[Stored data]
----------------
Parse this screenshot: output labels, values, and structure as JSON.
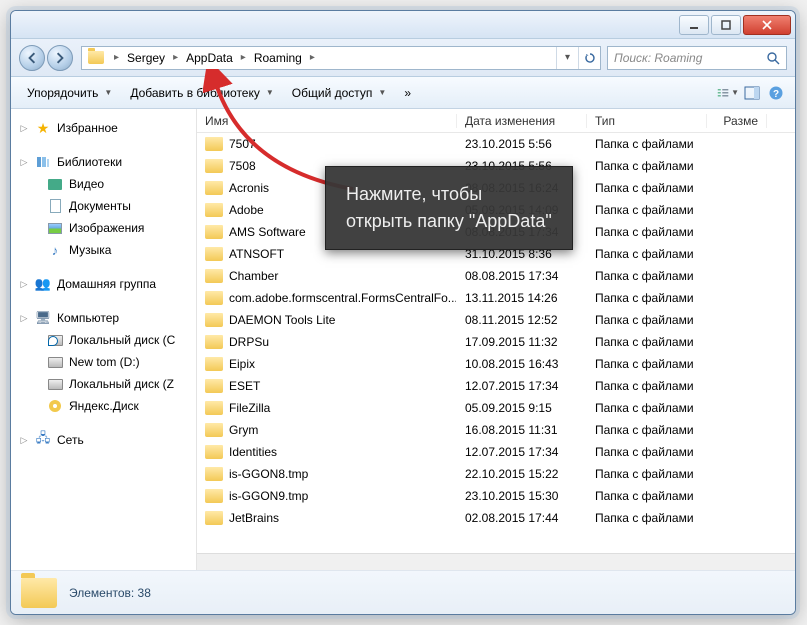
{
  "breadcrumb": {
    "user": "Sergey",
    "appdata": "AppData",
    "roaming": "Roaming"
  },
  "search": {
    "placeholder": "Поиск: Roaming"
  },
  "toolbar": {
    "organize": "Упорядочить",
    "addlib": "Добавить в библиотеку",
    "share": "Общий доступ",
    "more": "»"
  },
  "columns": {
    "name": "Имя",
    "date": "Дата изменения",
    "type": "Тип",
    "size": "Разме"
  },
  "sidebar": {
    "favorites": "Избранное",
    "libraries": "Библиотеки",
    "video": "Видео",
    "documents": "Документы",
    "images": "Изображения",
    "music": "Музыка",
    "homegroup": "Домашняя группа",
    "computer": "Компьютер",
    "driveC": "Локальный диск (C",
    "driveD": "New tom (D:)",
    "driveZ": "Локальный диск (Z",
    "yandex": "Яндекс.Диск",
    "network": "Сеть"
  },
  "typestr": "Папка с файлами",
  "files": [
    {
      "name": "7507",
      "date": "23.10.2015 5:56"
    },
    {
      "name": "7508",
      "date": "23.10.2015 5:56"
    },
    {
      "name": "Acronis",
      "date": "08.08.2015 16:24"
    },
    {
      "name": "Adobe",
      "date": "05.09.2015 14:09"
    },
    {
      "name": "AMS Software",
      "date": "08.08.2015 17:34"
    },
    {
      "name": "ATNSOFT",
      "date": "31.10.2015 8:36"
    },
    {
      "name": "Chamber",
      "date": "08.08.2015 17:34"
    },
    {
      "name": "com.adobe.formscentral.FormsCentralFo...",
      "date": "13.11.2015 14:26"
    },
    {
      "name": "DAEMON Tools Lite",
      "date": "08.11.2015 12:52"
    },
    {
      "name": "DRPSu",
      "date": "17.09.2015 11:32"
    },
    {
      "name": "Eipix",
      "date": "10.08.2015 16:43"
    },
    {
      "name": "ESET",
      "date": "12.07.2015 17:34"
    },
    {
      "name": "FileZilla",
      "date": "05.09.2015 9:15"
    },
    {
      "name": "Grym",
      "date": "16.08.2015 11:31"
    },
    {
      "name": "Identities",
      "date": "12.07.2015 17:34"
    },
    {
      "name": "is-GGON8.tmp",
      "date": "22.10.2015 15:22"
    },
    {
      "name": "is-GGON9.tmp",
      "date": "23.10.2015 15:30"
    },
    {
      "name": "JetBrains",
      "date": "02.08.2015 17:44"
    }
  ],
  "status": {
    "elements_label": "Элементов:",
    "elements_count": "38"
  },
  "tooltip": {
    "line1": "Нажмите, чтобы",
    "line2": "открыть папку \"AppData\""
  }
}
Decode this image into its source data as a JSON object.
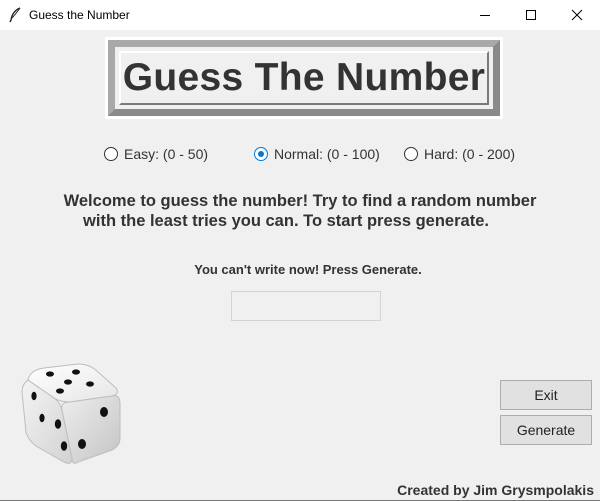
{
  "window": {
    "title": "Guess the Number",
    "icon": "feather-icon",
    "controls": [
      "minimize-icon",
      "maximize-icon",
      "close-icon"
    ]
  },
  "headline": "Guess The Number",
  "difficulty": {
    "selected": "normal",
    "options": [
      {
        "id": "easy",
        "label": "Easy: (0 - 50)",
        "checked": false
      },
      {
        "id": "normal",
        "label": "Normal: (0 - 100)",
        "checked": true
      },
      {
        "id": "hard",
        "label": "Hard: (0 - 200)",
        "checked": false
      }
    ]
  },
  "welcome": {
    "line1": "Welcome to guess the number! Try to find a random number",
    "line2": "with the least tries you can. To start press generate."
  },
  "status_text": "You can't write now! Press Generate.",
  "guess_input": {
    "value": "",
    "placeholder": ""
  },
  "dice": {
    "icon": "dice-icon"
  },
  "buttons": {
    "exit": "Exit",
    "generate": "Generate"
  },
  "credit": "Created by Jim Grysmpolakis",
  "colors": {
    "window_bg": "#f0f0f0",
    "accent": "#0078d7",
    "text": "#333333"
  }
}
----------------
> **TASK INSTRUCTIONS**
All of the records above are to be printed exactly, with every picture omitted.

> **REPLY**
Parse this screenshot: output labels, values, and structure as JSON.
{
  "breadcrumb": {
    "user": "Sergey",
    "appdata": "AppData",
    "roaming": "Roaming"
  },
  "search": {
    "placeholder": "Поиск: Roaming"
  },
  "toolbar": {
    "organize": "Упорядочить",
    "addlib": "Добавить в библиотеку",
    "share": "Общий доступ",
    "more": "»"
  },
  "columns": {
    "name": "Имя",
    "date": "Дата изменения",
    "type": "Тип",
    "size": "Разме"
  },
  "sidebar": {
    "favorites": "Избранное",
    "libraries": "Библиотеки",
    "video": "Видео",
    "documents": "Документы",
    "images": "Изображения",
    "music": "Музыка",
    "homegroup": "Домашняя группа",
    "computer": "Компьютер",
    "driveC": "Локальный диск (C",
    "driveD": "New tom (D:)",
    "driveZ": "Локальный диск (Z",
    "yandex": "Яндекс.Диск",
    "network": "Сеть"
  },
  "typestr": "Папка с файлами",
  "files": [
    {
      "name": "7507",
      "date": "23.10.2015 5:56"
    },
    {
      "name": "7508",
      "date": "23.10.2015 5:56"
    },
    {
      "name": "Acronis",
      "date": "08.08.2015 16:24"
    },
    {
      "name": "Adobe",
      "date": "05.09.2015 14:09"
    },
    {
      "name": "AMS Software",
      "date": "08.08.2015 17:34"
    },
    {
      "name": "ATNSOFT",
      "date": "31.10.2015 8:36"
    },
    {
      "name": "Chamber",
      "date": "08.08.2015 17:34"
    },
    {
      "name": "com.adobe.formscentral.FormsCentralFo...",
      "date": "13.11.2015 14:26"
    },
    {
      "name": "DAEMON Tools Lite",
      "date": "08.11.2015 12:52"
    },
    {
      "name": "DRPSu",
      "date": "17.09.2015 11:32"
    },
    {
      "name": "Eipix",
      "date": "10.08.2015 16:43"
    },
    {
      "name": "ESET",
      "date": "12.07.2015 17:34"
    },
    {
      "name": "FileZilla",
      "date": "05.09.2015 9:15"
    },
    {
      "name": "Grym",
      "date": "16.08.2015 11:31"
    },
    {
      "name": "Identities",
      "date": "12.07.2015 17:34"
    },
    {
      "name": "is-GGON8.tmp",
      "date": "22.10.2015 15:22"
    },
    {
      "name": "is-GGON9.tmp",
      "date": "23.10.2015 15:30"
    },
    {
      "name": "JetBrains",
      "date": "02.08.2015 17:44"
    }
  ],
  "status": {
    "elements_label": "Элементов:",
    "elements_count": "38"
  },
  "tooltip": {
    "line1": "Нажмите, чтобы",
    "line2": "открыть папку \"AppData\""
  }
}
Decode this image into its source data as a JSON object.
{
  "window": {
    "title": "Guess the Number",
    "icon": "feather-icon",
    "controls": [
      "minimize-icon",
      "maximize-icon",
      "close-icon"
    ]
  },
  "headline": "Guess The Number",
  "difficulty": {
    "selected": "normal",
    "options": [
      {
        "id": "easy",
        "label": "Easy: (0 - 50)",
        "checked": false
      },
      {
        "id": "normal",
        "label": "Normal: (0 - 100)",
        "checked": true
      },
      {
        "id": "hard",
        "label": "Hard: (0 - 200)",
        "checked": false
      }
    ]
  },
  "welcome": {
    "line1": "Welcome to guess the number! Try to find a random number",
    "line2": "with the least tries you can. To start press generate."
  },
  "status_text": "You can't write now! Press Generate.",
  "guess_input": {
    "value": "",
    "placeholder": ""
  },
  "dice": {
    "icon": "dice-icon"
  },
  "buttons": {
    "exit": "Exit",
    "generate": "Generate"
  },
  "credit": "Created by Jim Grysmpolakis",
  "colors": {
    "window_bg": "#f0f0f0",
    "accent": "#0078d7",
    "text": "#333333"
  }
}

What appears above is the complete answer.